◆ PROBLEM STATEMENT:
The data below should be duplicated in full, unchanged.

Interface dataset entries
####

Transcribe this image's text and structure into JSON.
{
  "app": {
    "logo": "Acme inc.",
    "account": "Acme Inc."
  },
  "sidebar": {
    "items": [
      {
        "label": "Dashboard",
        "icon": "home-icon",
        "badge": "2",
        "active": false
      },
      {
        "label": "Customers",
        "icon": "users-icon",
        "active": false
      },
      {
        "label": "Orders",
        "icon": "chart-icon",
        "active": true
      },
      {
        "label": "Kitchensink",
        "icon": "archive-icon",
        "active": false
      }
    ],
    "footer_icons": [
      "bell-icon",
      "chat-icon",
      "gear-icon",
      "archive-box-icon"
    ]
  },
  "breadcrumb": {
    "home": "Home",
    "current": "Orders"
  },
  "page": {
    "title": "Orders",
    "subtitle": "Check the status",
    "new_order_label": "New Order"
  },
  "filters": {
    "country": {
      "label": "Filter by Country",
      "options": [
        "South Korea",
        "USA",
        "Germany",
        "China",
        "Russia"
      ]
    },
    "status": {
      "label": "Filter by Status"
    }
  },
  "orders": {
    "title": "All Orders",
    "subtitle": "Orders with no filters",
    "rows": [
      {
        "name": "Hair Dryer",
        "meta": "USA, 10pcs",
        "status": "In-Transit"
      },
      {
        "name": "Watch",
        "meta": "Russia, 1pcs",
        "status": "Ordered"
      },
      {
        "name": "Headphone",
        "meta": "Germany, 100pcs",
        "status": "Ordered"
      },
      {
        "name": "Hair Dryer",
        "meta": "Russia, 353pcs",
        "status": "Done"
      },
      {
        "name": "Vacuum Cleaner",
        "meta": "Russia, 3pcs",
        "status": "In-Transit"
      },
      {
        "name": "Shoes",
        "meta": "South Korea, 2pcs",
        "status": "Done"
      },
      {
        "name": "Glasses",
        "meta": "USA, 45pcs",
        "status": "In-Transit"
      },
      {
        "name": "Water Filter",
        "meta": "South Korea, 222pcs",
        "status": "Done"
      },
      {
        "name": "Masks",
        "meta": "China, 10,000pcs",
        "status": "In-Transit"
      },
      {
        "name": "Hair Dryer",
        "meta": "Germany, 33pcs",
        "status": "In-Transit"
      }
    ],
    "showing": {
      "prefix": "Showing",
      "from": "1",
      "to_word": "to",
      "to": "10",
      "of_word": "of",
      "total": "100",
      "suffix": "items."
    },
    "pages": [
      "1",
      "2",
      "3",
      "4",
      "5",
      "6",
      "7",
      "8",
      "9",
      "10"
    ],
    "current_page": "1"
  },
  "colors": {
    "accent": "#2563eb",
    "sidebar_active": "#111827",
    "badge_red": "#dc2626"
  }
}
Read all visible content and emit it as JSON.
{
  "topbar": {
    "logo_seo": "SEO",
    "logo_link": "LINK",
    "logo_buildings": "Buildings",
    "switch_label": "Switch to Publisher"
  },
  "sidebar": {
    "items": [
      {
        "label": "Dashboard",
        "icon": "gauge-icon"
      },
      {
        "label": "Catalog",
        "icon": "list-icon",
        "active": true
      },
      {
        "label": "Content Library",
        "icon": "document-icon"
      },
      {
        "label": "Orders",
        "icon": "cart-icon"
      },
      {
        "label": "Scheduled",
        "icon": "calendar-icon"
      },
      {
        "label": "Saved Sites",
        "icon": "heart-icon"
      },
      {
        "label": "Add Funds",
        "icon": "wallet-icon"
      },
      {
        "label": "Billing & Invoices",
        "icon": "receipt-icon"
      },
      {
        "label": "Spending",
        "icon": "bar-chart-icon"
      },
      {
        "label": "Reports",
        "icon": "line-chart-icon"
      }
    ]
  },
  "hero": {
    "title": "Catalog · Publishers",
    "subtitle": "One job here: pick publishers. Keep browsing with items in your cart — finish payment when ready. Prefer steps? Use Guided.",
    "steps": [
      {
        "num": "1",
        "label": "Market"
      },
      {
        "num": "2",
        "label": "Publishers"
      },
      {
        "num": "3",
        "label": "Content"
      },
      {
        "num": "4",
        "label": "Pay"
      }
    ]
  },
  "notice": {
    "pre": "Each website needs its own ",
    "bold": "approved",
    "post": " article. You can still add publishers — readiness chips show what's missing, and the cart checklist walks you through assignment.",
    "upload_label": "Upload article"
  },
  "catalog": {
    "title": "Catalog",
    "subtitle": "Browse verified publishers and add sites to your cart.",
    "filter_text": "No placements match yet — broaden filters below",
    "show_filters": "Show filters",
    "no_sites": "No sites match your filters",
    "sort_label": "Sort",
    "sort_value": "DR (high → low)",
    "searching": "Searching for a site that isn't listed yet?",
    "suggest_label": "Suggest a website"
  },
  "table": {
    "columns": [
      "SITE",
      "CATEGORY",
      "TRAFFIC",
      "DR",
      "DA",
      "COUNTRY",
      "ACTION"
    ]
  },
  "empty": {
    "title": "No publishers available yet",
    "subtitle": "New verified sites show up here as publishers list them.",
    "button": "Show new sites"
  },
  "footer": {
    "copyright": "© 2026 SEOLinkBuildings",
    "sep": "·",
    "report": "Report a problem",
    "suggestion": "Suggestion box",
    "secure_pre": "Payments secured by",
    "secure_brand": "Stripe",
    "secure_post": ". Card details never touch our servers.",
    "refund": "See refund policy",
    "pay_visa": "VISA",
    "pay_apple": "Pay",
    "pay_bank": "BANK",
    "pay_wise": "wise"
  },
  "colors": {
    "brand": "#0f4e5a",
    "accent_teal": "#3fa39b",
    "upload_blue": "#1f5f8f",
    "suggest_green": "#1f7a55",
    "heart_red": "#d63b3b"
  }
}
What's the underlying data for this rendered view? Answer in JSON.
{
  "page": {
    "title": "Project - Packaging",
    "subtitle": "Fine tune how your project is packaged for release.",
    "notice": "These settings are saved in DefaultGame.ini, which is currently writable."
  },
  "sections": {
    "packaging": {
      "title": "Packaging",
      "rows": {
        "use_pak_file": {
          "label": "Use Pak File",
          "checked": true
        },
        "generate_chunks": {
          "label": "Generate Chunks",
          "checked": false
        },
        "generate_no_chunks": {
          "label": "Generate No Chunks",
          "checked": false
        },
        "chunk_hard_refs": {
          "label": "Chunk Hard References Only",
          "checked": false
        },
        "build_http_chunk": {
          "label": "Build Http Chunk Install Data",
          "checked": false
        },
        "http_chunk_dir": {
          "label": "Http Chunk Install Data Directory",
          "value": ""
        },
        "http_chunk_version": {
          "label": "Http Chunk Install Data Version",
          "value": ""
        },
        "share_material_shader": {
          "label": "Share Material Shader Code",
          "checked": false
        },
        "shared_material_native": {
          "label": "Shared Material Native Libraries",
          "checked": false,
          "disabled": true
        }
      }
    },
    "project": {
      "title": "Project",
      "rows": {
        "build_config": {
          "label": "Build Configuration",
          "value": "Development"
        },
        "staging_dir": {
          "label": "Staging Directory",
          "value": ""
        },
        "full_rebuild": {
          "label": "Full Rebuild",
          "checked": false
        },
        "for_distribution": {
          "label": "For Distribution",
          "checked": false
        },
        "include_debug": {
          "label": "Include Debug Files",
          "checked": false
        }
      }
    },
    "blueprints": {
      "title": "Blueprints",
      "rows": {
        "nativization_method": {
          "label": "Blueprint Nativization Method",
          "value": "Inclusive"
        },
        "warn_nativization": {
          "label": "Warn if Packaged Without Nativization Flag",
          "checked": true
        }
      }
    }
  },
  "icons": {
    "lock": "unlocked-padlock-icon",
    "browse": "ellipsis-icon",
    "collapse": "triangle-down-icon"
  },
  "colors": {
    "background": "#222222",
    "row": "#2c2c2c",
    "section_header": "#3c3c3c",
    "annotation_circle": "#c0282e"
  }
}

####

◆ ANSWER SECTION:
Transcribe this image's text and structure into JSON.
{
  "app": {
    "logo": "Acme inc.",
    "account": "Acme Inc."
  },
  "sidebar": {
    "items": [
      {
        "label": "Dashboard",
        "icon": "home-icon",
        "badge": "2",
        "active": false
      },
      {
        "label": "Customers",
        "icon": "users-icon",
        "active": false
      },
      {
        "label": "Orders",
        "icon": "chart-icon",
        "active": true
      },
      {
        "label": "Kitchensink",
        "icon": "archive-icon",
        "active": false
      }
    ],
    "footer_icons": [
      "bell-icon",
      "chat-icon",
      "gear-icon",
      "archive-box-icon"
    ]
  },
  "breadcrumb": {
    "home": "Home",
    "current": "Orders"
  },
  "page": {
    "title": "Orders",
    "subtitle": "Check the status",
    "new_order_label": "New Order"
  },
  "filters": {
    "country": {
      "label": "Filter by Country",
      "options": [
        "South Korea",
        "USA",
        "Germany",
        "China",
        "Russia"
      ]
    },
    "status": {
      "label": "Filter by Status"
    }
  },
  "orders": {
    "title": "All Orders",
    "subtitle": "Orders with no filters",
    "rows": [
      {
        "name": "Hair Dryer",
        "meta": "USA, 10pcs",
        "status": "In-Transit"
      },
      {
        "name": "Watch",
        "meta": "Russia, 1pcs",
        "status": "Ordered"
      },
      {
        "name": "Headphone",
        "meta": "Germany, 100pcs",
        "status": "Ordered"
      },
      {
        "name": "Hair Dryer",
        "meta": "Russia, 353pcs",
        "status": "Done"
      },
      {
        "name": "Vacuum Cleaner",
        "meta": "Russia, 3pcs",
        "status": "In-Transit"
      },
      {
        "name": "Shoes",
        "meta": "South Korea, 2pcs",
        "status": "Done"
      },
      {
        "name": "Glasses",
        "meta": "USA, 45pcs",
        "status": "In-Transit"
      },
      {
        "name": "Water Filter",
        "meta": "South Korea, 222pcs",
        "status": "Done"
      },
      {
        "name": "Masks",
        "meta": "China, 10,000pcs",
        "status": "In-Transit"
      },
      {
        "name": "Hair Dryer",
        "meta": "Germany, 33pcs",
        "status": "In-Transit"
      }
    ],
    "showing": {
      "prefix": "Showing",
      "from": "1",
      "to_word": "to",
      "to": "10",
      "of_word": "of",
      "total": "100",
      "suffix": "items."
    },
    "pages": [
      "1",
      "2",
      "3",
      "4",
      "5",
      "6",
      "7",
      "8",
      "9",
      "10"
    ],
    "current_page": "1"
  },
  "colors": {
    "accent": "#2563eb",
    "sidebar_active": "#111827",
    "badge_red": "#dc2626"
  }
}
Read all visible content and emit it as JSON.
{
  "topbar": {
    "logo_seo": "SEO",
    "logo_link": "LINK",
    "logo_buildings": "Buildings",
    "switch_label": "Switch to Publisher"
  },
  "sidebar": {
    "items": [
      {
        "label": "Dashboard",
        "icon": "gauge-icon"
      },
      {
        "label": "Catalog",
        "icon": "list-icon",
        "active": true
      },
      {
        "label": "Content Library",
        "icon": "document-icon"
      },
      {
        "label": "Orders",
        "icon": "cart-icon"
      },
      {
        "label": "Scheduled",
        "icon": "calendar-icon"
      },
      {
        "label": "Saved Sites",
        "icon": "heart-icon"
      },
      {
        "label": "Add Funds",
        "icon": "wallet-icon"
      },
      {
        "label": "Billing & Invoices",
        "icon": "receipt-icon"
      },
      {
        "label": "Spending",
        "icon": "bar-chart-icon"
      },
      {
        "label": "Reports",
        "icon": "line-chart-icon"
      }
    ]
  },
  "hero": {
    "title": "Catalog · Publishers",
    "subtitle": "One job here: pick publishers. Keep browsing with items in your cart — finish payment when ready. Prefer steps? Use Guided.",
    "steps": [
      {
        "num": "1",
        "label": "Market"
      },
      {
        "num": "2",
        "label": "Publishers"
      },
      {
        "num": "3",
        "label": "Content"
      },
      {
        "num": "4",
        "label": "Pay"
      }
    ]
  },
  "notice": {
    "pre": "Each website needs its own ",
    "bold": "approved",
    "post": " article. You can still add publishers — readiness chips show what's missing, and the cart checklist walks you through assignment.",
    "upload_label": "Upload article"
  },
  "catalog": {
    "title": "Catalog",
    "subtitle": "Browse verified publishers and add sites to your cart.",
    "filter_text": "No placements match yet — broaden filters below",
    "show_filters": "Show filters",
    "no_sites": "No sites match your filters",
    "sort_label": "Sort",
    "sort_value": "DR (high → low)",
    "searching": "Searching for a site that isn't listed yet?",
    "suggest_label": "Suggest a website"
  },
  "table": {
    "columns": [
      "SITE",
      "CATEGORY",
      "TRAFFIC",
      "DR",
      "DA",
      "COUNTRY",
      "ACTION"
    ]
  },
  "empty": {
    "title": "No publishers available yet",
    "subtitle": "New verified sites show up here as publishers list them.",
    "button": "Show new sites"
  },
  "footer": {
    "copyright": "© 2026 SEOLinkBuildings",
    "sep": "·",
    "report": "Report a problem",
    "suggestion": "Suggestion box",
    "secure_pre": "Payments secured by",
    "secure_brand": "Stripe",
    "secure_post": ". Card details never touch our servers.",
    "refund": "See refund policy",
    "pay_visa": "VISA",
    "pay_apple": "Pay",
    "pay_bank": "BANK",
    "pay_wise": "wise"
  },
  "colors": {
    "brand": "#0f4e5a",
    "accent_teal": "#3fa39b",
    "upload_blue": "#1f5f8f",
    "suggest_green": "#1f7a55",
    "heart_red": "#d63b3b"
  }
}
What's the underlying data for this rendered view? Answer in JSON.
{
  "page": {
    "title": "Project - Packaging",
    "subtitle": "Fine tune how your project is packaged for release.",
    "notice": "These settings are saved in DefaultGame.ini, which is currently writable."
  },
  "sections": {
    "packaging": {
      "title": "Packaging",
      "rows": {
        "use_pak_file": {
          "label": "Use Pak File",
          "checked": true
        },
        "generate_chunks": {
          "label": "Generate Chunks",
          "checked": false
        },
        "generate_no_chunks": {
          "label": "Generate No Chunks",
          "checked": false
        },
        "chunk_hard_refs": {
          "label": "Chunk Hard References Only",
          "checked": false
        },
        "build_http_chunk": {
          "label": "Build Http Chunk Install Data",
          "checked": false
        },
        "http_chunk_dir": {
          "label": "Http Chunk Install Data Directory",
          "value": ""
        },
        "http_chunk_version": {
          "label": "Http Chunk Install Data Version",
          "value": ""
        },
        "share_material_shader": {
          "label": "Share Material Shader Code",
          "checked": false
        },
        "shared_material_native": {
          "label": "Shared Material Native Libraries",
          "checked": false,
          "disabled": true
        }
      }
    },
    "project": {
      "title": "Project",
      "rows": {
        "build_config": {
          "label": "Build Configuration",
          "value": "Development"
        },
        "staging_dir": {
          "label": "Staging Directory",
          "value": ""
        },
        "full_rebuild": {
          "label": "Full Rebuild",
          "checked": false
        },
        "for_distribution": {
          "label": "For Distribution",
          "checked": false
        },
        "include_debug": {
          "label": "Include Debug Files",
          "checked": false
        }
      }
    },
    "blueprints": {
      "title": "Blueprints",
      "rows": {
        "nativization_method": {
          "label": "Blueprint Nativization Method",
          "value": "Inclusive"
        },
        "warn_nativization": {
          "label": "Warn if Packaged Without Nativization Flag",
          "checked": true
        }
      }
    }
  },
  "icons": {
    "lock": "unlocked-padlock-icon",
    "browse": "ellipsis-icon",
    "collapse": "triangle-down-icon"
  },
  "colors": {
    "background": "#222222",
    "row": "#2c2c2c",
    "section_header": "#3c3c3c",
    "annotation_circle": "#c0282e"
  }
}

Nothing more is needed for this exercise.